Data for the task -
··········
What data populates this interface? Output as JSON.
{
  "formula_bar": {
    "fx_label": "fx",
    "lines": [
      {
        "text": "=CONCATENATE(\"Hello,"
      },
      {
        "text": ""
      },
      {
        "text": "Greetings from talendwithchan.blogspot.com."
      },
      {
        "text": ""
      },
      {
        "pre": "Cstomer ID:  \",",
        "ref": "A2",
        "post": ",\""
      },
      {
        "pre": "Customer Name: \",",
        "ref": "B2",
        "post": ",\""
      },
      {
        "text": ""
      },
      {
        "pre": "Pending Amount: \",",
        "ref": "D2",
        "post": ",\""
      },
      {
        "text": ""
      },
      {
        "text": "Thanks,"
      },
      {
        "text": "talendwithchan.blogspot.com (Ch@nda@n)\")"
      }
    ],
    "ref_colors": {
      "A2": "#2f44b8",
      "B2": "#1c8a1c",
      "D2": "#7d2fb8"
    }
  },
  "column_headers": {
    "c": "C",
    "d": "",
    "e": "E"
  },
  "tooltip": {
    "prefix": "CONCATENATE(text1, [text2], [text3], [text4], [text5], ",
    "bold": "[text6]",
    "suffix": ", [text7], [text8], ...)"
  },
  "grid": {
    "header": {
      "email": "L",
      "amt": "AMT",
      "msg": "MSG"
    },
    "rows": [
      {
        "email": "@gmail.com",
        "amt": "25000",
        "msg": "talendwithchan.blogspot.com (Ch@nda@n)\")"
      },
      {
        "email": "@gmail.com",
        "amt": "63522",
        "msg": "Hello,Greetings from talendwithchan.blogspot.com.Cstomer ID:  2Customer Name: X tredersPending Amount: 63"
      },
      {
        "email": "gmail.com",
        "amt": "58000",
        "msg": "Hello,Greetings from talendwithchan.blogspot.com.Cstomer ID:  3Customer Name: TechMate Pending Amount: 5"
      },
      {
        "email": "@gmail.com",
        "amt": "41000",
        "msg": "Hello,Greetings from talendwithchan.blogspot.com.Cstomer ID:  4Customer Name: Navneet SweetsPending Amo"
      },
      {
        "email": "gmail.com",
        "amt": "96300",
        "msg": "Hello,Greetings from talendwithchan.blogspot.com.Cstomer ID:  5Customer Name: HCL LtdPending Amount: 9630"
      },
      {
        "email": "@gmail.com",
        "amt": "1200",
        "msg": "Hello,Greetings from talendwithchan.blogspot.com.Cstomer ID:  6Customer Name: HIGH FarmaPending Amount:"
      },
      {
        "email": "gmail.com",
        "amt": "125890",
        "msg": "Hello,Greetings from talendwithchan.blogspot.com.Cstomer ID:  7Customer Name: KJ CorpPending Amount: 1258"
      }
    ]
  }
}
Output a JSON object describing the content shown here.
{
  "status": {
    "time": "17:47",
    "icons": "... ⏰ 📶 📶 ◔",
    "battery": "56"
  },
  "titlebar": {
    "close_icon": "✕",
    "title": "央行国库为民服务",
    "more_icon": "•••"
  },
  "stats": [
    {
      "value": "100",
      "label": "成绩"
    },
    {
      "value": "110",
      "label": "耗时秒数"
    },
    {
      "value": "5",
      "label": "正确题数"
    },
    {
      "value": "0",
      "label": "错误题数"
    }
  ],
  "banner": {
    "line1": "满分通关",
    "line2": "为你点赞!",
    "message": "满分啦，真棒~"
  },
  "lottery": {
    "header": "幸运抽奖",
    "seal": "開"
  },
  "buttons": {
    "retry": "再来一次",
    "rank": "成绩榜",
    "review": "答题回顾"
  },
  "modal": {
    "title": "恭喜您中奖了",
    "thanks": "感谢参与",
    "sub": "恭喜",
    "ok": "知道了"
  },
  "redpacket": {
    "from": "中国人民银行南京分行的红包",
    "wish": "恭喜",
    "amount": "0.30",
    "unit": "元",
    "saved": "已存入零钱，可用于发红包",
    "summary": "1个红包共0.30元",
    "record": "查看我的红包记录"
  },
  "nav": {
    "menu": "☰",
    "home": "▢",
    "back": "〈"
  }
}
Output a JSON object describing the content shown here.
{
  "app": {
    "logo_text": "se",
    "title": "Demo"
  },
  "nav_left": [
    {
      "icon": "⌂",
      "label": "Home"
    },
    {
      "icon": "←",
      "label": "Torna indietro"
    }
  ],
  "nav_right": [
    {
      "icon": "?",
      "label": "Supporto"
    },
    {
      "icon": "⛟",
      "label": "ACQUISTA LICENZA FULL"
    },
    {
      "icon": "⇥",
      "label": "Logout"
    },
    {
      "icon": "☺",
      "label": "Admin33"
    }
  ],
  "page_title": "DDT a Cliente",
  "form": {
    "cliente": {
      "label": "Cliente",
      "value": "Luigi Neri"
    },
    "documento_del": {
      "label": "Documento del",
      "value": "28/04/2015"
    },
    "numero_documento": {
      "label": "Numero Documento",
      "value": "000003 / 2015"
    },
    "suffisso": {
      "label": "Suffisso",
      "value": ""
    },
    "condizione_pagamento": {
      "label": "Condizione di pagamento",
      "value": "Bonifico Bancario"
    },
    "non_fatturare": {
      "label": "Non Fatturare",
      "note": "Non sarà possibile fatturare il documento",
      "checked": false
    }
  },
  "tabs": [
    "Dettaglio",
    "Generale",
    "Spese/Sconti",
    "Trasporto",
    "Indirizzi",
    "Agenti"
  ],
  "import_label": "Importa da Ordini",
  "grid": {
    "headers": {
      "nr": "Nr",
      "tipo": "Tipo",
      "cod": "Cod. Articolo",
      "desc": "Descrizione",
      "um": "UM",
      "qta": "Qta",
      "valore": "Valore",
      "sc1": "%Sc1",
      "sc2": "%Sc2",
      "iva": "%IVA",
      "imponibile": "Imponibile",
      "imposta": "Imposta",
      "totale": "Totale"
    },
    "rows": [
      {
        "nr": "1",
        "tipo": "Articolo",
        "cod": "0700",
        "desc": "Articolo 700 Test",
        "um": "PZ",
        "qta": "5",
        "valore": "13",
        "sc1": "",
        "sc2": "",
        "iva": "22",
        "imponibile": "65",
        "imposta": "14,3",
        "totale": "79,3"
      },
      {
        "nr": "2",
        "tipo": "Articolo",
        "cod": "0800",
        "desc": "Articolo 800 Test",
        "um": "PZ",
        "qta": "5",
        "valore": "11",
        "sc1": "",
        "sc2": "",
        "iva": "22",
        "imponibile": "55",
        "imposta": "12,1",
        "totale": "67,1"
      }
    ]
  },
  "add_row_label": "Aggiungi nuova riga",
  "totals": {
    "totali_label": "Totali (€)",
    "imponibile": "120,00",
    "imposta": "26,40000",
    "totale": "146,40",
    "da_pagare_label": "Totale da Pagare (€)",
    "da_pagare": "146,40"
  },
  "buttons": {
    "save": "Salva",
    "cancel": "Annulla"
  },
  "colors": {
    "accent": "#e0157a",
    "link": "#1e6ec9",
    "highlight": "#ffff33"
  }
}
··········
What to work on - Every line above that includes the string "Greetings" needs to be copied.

Answer to this problem -
        "text": "Greetings from talendwithchan.blogspot.com."
        "msg": "Hello,Greetings from talendwithchan.blogspot.com.Cstomer ID:  2Customer Name: X tredersPending Amount: 63"
        "msg": "Hello,Greetings from talendwithchan.blogspot.com.Cstomer ID:  3Customer Name: TechMate Pending Amount: 5"
        "msg": "Hello,Greetings from talendwithchan.blogspot.com.Cstomer ID:  4Customer Name: Navneet SweetsPending Amo"
        "msg": "Hello,Greetings from talendwithchan.blogspot.com.Cstomer ID:  5Customer Name: HCL LtdPending Amount: 9630"
        "msg": "Hello,Greetings from talendwithchan.blogspot.com.Cstomer ID:  6Customer Name: HIGH FarmaPending Amount:"
        "msg": "Hello,Greetings from talendwithchan.blogspot.com.Cstomer ID:  7Customer Name: KJ CorpPending Amount: 1258"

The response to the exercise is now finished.